If you need to provide biweeklybudget with more complicated configuration, this is still possible via a Python settings module. The easiest way to inject one into the Docker image is to mount a python module directly into the biweeklybudget package directory. Assuming you have a custom settings module on your local machine at /opt/, you would run the container as shown below to mount the custom settings module into the container and use it. Note that this example assumes using MySQL in another container; adjust as necessary if you are using MySQL running on the Docker host:

docker run --name biweeklybudget -e SETTINGS_MODULE=biweeklybudget.mysettings \
-v /opt/ \
-p 8080:80 --link mysql jantman/biweeklybudget:latest

Note on Locales

biweeklybudget uses Python’s locale module to format currency. This requires an appropriate locale installed on the system. The docker image distributed for this package only includes the en_US.UTF-8 locale. If you need a different one, please cut a pull request against

Running ofxgetter in Docker

Note: ofxgetter support is tentatively being deprecated. Please see Plaid for the tentative replacement.

If you wish to use the ofxgetter script inside the Docker container, some special settings are needed:

  1. You must mount the statement save path (STATEMENTS_SAVE_PATH) into the container.
  2. You must mount the Vault token file path (TOKEN_PATH) into the container.
  3. You must set either the VAULT_ADDR environment variable, or the VAULT_ADDR setting.

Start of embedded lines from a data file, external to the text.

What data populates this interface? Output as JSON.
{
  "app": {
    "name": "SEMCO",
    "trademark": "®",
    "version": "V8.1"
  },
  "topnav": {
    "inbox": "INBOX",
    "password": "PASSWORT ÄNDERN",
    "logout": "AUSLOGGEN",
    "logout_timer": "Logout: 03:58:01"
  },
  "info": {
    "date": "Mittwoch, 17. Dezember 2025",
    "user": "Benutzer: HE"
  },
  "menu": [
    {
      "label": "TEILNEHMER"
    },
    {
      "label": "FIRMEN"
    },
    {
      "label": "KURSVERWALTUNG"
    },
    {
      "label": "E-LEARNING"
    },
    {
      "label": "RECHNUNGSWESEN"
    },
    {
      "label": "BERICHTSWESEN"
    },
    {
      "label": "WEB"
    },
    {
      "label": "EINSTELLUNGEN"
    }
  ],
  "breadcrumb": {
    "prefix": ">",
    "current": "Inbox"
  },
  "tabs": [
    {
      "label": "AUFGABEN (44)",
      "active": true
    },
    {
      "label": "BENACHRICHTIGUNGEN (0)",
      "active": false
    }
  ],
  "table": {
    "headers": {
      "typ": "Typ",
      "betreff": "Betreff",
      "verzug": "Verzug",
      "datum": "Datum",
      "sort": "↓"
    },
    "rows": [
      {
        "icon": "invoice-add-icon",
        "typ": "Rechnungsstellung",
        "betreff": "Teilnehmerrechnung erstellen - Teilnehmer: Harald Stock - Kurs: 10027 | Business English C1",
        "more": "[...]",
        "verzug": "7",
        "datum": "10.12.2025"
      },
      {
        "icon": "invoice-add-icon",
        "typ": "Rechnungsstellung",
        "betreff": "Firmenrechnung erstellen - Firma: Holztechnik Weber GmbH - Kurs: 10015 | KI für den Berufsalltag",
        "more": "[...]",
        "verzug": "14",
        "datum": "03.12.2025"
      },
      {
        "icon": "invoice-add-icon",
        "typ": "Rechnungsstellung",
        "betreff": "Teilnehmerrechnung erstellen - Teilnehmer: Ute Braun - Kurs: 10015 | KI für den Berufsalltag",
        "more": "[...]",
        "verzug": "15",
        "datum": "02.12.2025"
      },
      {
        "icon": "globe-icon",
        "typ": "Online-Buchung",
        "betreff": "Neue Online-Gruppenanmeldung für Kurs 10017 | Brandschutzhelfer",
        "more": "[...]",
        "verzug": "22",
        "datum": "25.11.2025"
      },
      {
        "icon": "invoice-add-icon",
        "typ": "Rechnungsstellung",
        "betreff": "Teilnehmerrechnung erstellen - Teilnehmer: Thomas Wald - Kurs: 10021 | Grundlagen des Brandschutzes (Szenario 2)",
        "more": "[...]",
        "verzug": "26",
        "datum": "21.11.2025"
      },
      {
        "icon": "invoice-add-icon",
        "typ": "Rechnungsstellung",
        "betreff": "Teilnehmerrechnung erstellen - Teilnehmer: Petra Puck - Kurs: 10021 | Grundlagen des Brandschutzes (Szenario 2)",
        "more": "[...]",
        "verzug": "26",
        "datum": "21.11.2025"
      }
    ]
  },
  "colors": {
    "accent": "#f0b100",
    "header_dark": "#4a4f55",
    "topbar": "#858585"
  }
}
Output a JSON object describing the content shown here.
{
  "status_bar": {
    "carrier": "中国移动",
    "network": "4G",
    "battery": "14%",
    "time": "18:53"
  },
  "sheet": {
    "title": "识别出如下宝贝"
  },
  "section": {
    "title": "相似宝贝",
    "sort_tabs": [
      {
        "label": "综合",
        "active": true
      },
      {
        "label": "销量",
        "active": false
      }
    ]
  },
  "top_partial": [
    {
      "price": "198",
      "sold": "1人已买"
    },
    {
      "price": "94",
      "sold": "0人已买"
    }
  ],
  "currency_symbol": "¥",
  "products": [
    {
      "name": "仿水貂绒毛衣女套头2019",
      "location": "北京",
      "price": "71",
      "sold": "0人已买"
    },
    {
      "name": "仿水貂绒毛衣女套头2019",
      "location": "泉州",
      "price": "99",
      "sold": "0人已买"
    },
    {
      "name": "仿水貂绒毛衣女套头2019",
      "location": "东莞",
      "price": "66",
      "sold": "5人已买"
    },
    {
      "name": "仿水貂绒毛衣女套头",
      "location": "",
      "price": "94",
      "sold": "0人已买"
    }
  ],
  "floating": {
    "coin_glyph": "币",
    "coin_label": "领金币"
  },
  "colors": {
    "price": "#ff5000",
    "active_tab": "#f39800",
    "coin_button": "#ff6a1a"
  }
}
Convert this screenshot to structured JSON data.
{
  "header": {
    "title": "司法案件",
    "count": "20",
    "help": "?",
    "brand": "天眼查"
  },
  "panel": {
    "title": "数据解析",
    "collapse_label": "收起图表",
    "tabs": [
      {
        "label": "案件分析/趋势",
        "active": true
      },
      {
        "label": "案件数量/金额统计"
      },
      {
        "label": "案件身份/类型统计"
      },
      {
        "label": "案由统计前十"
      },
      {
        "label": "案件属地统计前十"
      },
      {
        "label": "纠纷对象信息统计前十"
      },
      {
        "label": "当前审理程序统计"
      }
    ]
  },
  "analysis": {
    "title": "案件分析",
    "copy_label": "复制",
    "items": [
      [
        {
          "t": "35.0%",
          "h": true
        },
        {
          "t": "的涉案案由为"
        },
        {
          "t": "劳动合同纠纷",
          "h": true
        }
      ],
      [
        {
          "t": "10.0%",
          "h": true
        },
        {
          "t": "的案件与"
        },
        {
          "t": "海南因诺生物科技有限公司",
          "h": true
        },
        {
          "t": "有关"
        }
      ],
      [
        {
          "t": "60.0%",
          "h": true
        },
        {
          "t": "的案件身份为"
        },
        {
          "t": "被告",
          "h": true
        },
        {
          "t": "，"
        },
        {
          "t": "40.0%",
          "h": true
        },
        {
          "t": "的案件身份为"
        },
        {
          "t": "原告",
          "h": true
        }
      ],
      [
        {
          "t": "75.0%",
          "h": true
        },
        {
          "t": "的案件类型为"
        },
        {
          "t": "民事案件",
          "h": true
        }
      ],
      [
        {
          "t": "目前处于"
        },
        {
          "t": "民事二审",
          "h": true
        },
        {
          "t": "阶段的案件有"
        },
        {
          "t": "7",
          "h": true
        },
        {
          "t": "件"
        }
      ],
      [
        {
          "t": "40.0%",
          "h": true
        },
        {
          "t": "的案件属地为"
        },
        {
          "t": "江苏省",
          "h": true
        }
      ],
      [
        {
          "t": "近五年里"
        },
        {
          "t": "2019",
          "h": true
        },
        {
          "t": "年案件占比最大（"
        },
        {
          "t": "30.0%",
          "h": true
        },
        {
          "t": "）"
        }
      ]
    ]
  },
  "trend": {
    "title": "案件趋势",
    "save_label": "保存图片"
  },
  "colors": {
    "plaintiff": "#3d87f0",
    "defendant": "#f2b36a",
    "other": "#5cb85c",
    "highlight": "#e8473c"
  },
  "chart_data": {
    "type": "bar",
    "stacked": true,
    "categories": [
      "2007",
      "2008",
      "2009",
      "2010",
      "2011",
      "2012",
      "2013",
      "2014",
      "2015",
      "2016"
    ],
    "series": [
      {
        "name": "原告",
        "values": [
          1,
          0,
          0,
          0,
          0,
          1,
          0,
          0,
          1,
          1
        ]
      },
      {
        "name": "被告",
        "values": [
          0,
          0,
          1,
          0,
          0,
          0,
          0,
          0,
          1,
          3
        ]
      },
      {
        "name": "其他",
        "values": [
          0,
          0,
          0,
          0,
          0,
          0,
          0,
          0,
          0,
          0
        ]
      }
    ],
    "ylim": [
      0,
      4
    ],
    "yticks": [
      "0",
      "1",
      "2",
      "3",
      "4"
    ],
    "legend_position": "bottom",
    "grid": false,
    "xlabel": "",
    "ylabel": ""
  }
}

As an example, for using ofxgetter in Docker with your statements saved to /home/myuser/statements on your host computer and your Vault token stored in /home/myuser/.vault-token on your host computer, you would set STATEMENTS_SAVE_PATH in your settings file to /statements and TOKEN_PATH to /.token, and add to your docker run command:

-v /home/myuser/statements:/statements \
-v /home/myuser/.vault-token:/.token

Assuming your container was running with --name biweeklybudget, you could run ofxgetter (e.g. via cron) as:

docker exec biweeklybudget /bin/sh -c 'cd /statements && /app/bin/ofxgetter'

We run explicitly in the statements directory so that if ofxgetter encounters an error when using a ScreenScraper class, the screenshots and HTML output will be saved to the host filesystem.

Command Line Entrypoints and Scripts

biweeklybudget provides the following setuptools entrypoints (command-line script wrappers in bin/). First setup your environment according to the instructions above.

  • bin/ - Skeleton of a script that connects to and inits the DB. Edit this to use for one-off DB work. To get an interactive session, use python -i bin/
  • loaddata - Entrypoint for dropping all existing data and loading test fixture data, or your base data. This is an awful, manual hack right now.
  • ofxbackfiller - Entrypoint to backfill OFX Statements to DB from disk.
  • ofxgetter - Entrypoint to download OFX Statements for one or all accounts, save to disk, and load to DB. See OFX.
  • wishlist2project - For any projects with “Notes” fields matching an Amazon wishlist URL of a public wishlist (^, synchronize the wishlist items to the project. Requires wishlist==0.1.2.